Instructions for the task
Once you have read the data below, please repeat all of it exactly.

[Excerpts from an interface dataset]
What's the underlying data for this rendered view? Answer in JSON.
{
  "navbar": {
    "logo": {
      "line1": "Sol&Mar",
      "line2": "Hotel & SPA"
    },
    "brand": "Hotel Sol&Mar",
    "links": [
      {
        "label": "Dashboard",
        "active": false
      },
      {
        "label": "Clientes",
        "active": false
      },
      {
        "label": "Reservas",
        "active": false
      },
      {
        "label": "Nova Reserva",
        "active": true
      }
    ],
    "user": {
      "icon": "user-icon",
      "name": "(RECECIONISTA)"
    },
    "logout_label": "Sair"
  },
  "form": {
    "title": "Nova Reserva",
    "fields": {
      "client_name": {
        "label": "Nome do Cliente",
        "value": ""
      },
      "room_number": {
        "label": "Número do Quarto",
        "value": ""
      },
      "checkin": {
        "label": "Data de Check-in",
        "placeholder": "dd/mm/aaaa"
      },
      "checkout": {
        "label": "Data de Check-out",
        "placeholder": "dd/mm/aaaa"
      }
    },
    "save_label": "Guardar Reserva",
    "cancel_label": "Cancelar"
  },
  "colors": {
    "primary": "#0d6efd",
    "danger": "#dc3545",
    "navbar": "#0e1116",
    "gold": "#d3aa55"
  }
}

Reply
What's the underlying data for this rendered view? Answer in JSON.
{
  "navbar": {
    "logo": {
      "line1": "Sol&Mar",
      "line2": "Hotel & SPA"
    },
    "brand": "Hotel Sol&Mar",
    "links": [
      {
        "label": "Dashboard",
        "active": false
      },
      {
        "label": "Clientes",
        "active": false
      },
      {
        "label": "Reservas",
        "active": false
      },
      {
        "label": "Nova Reserva",
        "active": true
      }
    ],
    "user": {
      "icon": "user-icon",
      "name": "(RECECIONISTA)"
    },
    "logout_label": "Sair"
  },
  "form": {
    "title": "Nova Reserva",
    "fields": {
      "client_name": {
        "label": "Nome do Cliente",
        "value": ""
      },
      "room_number": {
        "label": "Número do Quarto",
        "value": ""
      },
      "checkin": {
        "label": "Data de Check-in",
        "placeholder": "dd/mm/aaaa"
      },
      "checkout": {
        "label": "Data de Check-out",
        "placeholder": "dd/mm/aaaa"
      }
    },
    "save_label": "Guardar Reserva",
    "cancel_label": "Cancelar"
  },
  "colors": {
    "primary": "#0d6efd",
    "danger": "#dc3545",
    "navbar": "#0e1116",
    "gold": "#d3aa55"
  }
}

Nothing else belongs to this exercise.